Feel free to use any mushrooms available. This dish would be delicious with Morels and Chanterelles but tastes equally lovely with easy to find Crimini and Portobello.  Cut mushrooms into small bite size pieces. Heat a pan over medium heat, add 1 tbsp unsalted butter and cook mushrooms slowly. Season lightly with salt and continue to cook until the mushrooms are tender.

Clean snap peas by using a knife to snip the stem end and peel down the sides of the pod to pull off the stringy fibres. Cut into bite size pieces similar to the mushrooms.

When ready to assemble, combine the peas, snap peas and mushrooms with 2 tablespoons of water and 1 cube of cold butter. Bring the liquid to a boil and allow it to reduce. By the time the vegetables are coated in a beautiful shiny glaze they will be hot and ready to serve. Add a pinch of salt and a splash of lemon juice to finish.

Cooking the Fish:
Head a heavy bottomed pan over high head. Add enough canola or vegetable oil to thinly coat the bottom of the pan, it should be shimmering and just about to smoke when you add the fish to the pan. Salt the fish evenly on both sides and carefully place the presentation side down into the oil. Leave it to develop a golden brown crust. Once the fish has the desired colour flip it over and turn down the heat to medium. Allow the fish to cook for roughly 3 minutes. Remove from the pan and place on a paper towel to drain any fat or juice.

Assembling the Dish:
Spoon some pea purée into the center of the desired plate and smooth into a uniform circle. Spoon the pea and mushroom ragout into the center in a small pile. Place the cooked fish on top and sauce with beurre blanc.

Finishing Touches:
This is an opportunity to add garnishes or final touches that can personalize the dish.
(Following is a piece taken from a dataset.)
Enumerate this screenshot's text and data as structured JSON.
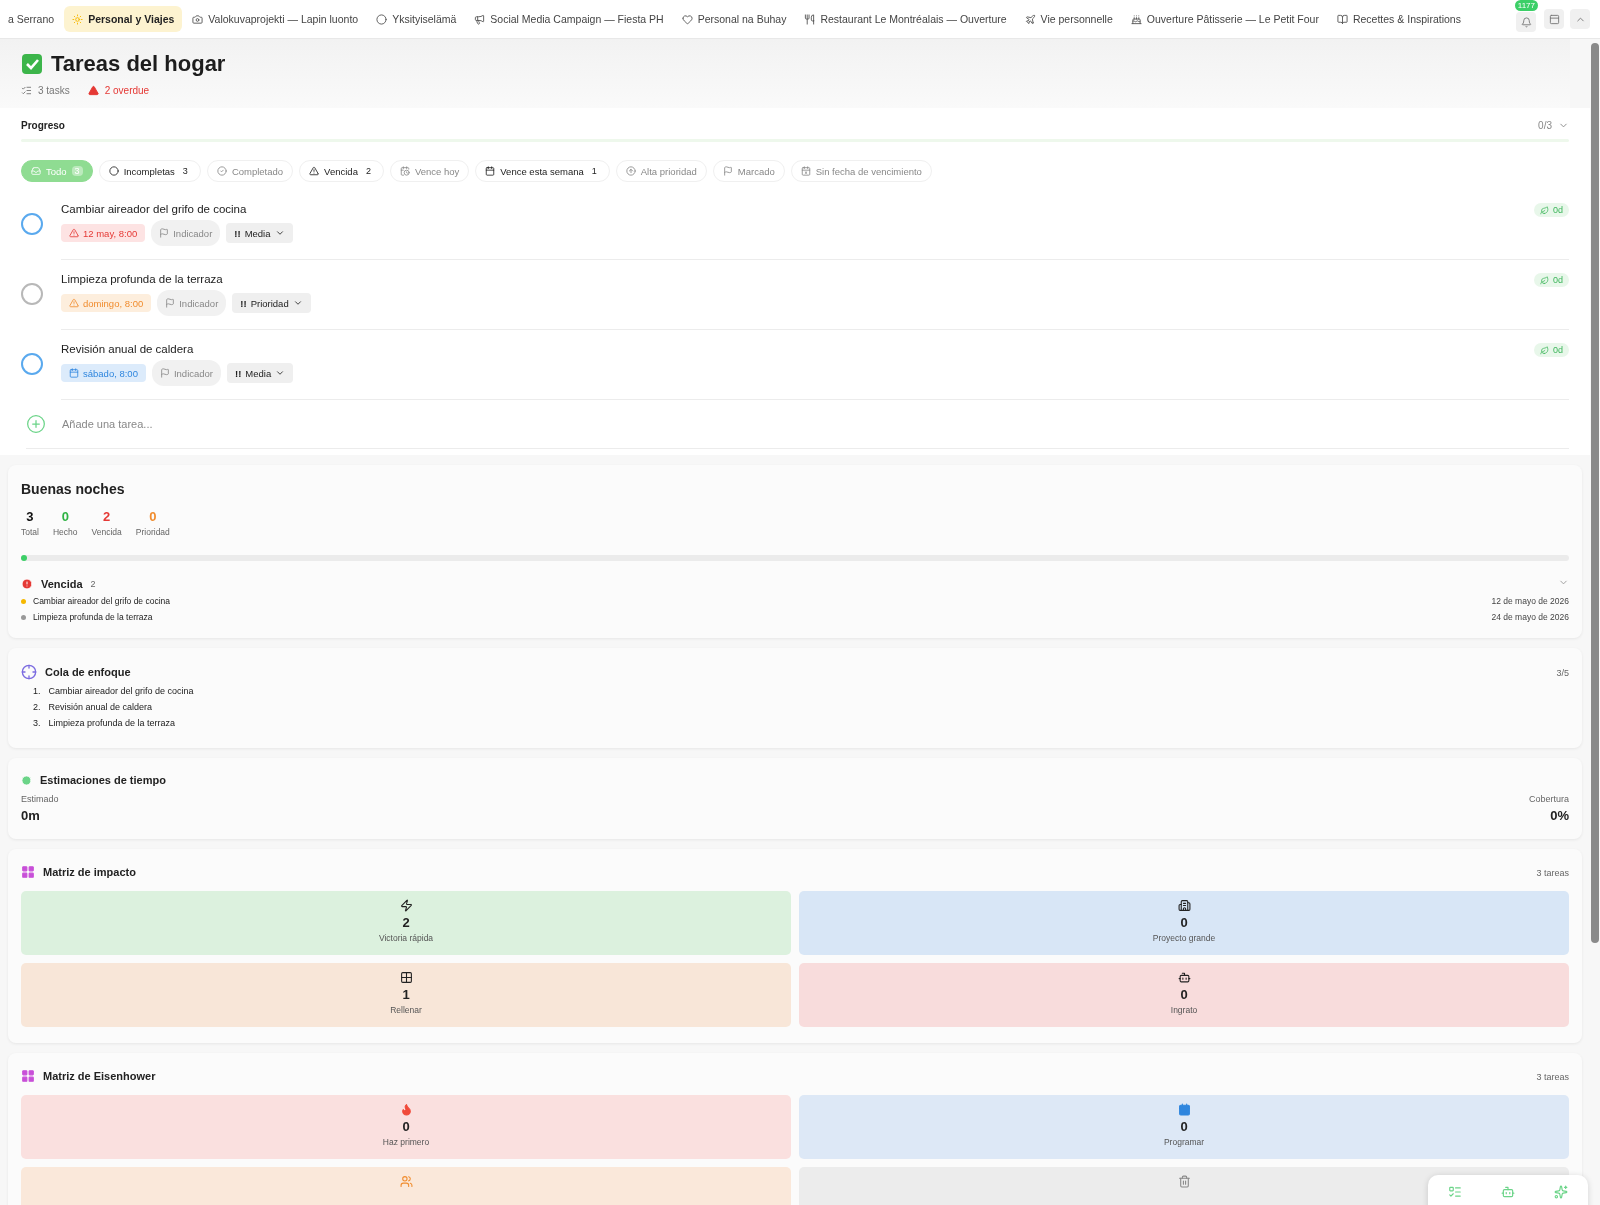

Examples of this would be chopped mint, croutons for crunch and texture, pea tendrils, edible flower petals. The possibilities are limitless and experimentation is encouraged!